The cost per $100 of solar insurance, for the purposes of a property insurance pro-forma, could be 40-60 basis points annually. The same may be applied for a GL minimum premium, however, a GL policy should “scale” better…
Note… Insurance isn’t a commodity (despite what geckos and ducks might have you believe) and every project is different and warrants a different approach to underwriting…!
So you should expect the insurance cost for your solar projects to be different than these rough estimates.
Roof mounted projects will have premiums that are different from ground mount. Solar carport projects will be different from roof and ground mount… And the inclusion of energy storage will change the underwriting equation even further.
Take Control Of Your Solar Insurance
The lack of understanding of solar project development by the insurance world can lead to confusion, insurance premium inflation and/or poor coverage.
If you started working with an insurance broker years ago out of simple convenience because you just “needed insurance” at the time, you may now find yourself rethinking your broker relationship.3
Perhaps your broker doesn’t really care about solar, or isn’t keeping up with solar project development4 risks and new solar insurance products that may be available to you and your business.
Working with the wrong insurance broker, or having the wrong insurance, is a problem that gets worse over time… If you have questions about your insurance, schedule an appointment with me today.
- For instance, a report by the National Renewable Energy Laboratory (NREL) is over a decade old. Estimates for solar property and general liability insurance have changed since then. There are references to solar bonding solutions by Broadlands Financial Group, an affiliate of First Sealord Surety, that was shut down in 2012. Broadlands' website does not seem to be responding or active.
- Perils include wind, hail, flood, earthquake, fire, theft, etc.
- Your business may be a good candidate for a change of insurance and risk management through a broker of record.
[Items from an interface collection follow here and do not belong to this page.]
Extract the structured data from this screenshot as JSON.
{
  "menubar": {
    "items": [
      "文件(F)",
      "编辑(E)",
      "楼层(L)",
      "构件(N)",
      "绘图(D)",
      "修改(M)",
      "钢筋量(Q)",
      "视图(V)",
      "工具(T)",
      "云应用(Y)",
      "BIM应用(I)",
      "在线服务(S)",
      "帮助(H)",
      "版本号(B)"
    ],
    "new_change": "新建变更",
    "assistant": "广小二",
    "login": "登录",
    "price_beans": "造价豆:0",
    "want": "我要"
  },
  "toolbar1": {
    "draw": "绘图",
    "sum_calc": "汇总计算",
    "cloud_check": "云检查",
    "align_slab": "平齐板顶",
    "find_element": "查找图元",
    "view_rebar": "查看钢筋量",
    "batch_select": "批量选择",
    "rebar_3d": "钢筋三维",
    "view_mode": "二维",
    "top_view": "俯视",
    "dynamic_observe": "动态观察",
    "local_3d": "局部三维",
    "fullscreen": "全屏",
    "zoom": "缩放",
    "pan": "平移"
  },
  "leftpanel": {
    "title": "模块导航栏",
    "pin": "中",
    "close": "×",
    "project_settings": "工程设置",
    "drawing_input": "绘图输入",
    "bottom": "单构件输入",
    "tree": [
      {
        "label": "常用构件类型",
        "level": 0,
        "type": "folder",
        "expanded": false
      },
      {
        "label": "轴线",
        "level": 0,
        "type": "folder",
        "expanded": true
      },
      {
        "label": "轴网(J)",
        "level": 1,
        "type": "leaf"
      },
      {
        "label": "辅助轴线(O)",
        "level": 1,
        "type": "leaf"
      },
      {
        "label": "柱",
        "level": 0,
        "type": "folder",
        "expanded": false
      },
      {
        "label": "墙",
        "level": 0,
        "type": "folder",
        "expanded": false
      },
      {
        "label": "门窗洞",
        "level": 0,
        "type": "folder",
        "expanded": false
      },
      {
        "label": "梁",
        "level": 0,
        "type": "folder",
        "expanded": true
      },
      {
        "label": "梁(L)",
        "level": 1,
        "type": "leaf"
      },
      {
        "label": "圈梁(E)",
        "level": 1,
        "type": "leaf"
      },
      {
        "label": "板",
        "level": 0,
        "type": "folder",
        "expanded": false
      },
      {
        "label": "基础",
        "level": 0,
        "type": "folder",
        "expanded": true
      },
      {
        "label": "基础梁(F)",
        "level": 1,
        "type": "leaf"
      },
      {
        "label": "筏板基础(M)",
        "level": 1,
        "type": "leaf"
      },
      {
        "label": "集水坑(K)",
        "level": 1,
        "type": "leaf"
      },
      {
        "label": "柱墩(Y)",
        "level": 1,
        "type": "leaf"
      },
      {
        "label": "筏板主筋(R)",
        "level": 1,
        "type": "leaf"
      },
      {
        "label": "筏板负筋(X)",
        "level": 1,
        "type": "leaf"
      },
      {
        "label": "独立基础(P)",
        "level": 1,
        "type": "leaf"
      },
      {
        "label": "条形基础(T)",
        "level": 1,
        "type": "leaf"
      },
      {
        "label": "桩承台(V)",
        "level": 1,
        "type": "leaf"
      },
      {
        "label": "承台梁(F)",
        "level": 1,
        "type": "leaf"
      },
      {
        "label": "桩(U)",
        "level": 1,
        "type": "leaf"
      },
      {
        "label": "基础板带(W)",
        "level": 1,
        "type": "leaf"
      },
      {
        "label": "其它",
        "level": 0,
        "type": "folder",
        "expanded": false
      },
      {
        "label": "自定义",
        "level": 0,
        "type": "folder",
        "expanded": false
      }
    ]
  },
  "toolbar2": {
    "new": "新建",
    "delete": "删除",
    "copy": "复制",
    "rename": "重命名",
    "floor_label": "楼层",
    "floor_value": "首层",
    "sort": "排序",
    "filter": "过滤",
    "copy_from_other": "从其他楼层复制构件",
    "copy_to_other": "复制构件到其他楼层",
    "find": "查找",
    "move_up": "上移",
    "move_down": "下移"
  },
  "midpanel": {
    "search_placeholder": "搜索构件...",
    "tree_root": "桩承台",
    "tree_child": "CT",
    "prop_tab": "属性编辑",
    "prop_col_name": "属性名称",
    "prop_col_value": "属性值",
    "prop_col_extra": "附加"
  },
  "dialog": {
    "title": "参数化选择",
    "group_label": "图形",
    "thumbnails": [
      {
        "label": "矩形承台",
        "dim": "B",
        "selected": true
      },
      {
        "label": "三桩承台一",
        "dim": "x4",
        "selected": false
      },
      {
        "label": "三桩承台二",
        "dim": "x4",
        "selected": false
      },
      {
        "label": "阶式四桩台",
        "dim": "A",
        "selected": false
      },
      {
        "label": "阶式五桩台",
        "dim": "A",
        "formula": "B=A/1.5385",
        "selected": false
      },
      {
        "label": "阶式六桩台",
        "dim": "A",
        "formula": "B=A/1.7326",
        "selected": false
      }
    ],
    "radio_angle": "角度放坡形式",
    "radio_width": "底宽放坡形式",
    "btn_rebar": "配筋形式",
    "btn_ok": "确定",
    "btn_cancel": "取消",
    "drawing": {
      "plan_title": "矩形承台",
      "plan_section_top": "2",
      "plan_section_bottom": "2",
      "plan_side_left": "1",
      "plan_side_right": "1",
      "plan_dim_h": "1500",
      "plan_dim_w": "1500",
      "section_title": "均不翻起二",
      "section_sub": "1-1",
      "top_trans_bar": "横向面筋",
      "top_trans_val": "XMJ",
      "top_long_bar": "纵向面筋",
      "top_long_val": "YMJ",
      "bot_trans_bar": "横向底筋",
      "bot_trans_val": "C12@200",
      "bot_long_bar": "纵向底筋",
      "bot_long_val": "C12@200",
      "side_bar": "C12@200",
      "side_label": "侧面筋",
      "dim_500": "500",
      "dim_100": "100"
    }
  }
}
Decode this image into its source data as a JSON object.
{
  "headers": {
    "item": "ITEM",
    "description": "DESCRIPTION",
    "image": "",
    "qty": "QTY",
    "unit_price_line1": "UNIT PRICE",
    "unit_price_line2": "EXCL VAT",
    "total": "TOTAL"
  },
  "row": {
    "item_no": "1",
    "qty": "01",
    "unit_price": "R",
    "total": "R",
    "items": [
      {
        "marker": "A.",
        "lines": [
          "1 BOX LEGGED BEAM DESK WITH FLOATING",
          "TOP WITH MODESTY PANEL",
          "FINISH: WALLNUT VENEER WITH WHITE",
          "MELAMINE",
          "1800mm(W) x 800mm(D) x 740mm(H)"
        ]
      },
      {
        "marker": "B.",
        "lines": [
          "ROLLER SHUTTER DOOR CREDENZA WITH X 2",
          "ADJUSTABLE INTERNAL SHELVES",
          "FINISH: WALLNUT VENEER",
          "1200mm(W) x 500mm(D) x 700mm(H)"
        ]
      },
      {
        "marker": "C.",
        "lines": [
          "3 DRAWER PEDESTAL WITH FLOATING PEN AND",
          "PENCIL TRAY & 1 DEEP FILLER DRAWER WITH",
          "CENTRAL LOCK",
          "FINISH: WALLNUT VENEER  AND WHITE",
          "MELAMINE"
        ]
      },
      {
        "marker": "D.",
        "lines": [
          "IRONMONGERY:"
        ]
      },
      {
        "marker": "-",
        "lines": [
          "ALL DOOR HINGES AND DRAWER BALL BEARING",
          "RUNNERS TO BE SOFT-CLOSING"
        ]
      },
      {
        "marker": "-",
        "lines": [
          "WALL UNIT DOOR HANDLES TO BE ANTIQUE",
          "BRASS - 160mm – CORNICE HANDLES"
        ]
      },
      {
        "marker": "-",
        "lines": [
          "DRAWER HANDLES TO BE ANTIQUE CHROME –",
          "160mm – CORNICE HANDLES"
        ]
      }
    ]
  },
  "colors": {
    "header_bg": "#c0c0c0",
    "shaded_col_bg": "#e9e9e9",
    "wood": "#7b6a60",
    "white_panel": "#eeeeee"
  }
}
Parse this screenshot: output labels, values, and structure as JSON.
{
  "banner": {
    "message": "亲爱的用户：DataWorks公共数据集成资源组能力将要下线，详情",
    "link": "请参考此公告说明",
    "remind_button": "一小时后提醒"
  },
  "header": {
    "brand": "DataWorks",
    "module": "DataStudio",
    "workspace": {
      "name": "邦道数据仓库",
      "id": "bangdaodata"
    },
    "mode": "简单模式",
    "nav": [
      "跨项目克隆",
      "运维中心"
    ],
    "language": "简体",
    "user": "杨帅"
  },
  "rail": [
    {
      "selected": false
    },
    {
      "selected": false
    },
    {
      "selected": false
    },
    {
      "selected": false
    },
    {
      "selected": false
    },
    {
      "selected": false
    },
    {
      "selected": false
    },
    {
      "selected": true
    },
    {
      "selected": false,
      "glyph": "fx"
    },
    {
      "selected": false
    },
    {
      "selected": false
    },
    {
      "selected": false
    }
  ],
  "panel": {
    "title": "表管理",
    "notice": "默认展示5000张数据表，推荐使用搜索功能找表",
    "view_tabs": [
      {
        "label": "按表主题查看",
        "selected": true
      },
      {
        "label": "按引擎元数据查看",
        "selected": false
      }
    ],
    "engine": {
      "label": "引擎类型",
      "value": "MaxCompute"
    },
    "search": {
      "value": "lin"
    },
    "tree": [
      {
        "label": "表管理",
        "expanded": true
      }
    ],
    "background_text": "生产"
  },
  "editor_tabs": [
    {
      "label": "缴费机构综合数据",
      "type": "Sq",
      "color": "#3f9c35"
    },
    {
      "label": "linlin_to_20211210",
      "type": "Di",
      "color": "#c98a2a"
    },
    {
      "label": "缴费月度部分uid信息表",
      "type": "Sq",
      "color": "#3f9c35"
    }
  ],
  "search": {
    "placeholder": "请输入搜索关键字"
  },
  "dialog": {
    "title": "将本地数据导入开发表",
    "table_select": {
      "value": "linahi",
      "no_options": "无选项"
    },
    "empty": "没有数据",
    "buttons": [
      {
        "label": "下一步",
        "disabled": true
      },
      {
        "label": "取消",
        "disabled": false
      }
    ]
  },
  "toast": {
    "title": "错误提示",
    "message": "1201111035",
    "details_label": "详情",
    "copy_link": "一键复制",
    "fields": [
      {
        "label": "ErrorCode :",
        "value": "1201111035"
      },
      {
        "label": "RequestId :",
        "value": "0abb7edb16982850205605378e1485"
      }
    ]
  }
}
If you have questions about your insurance situation, please schedule an appointment with me.
- Photo by Stephen Yang, The Solutions Project. Project credit to Renovus Solar.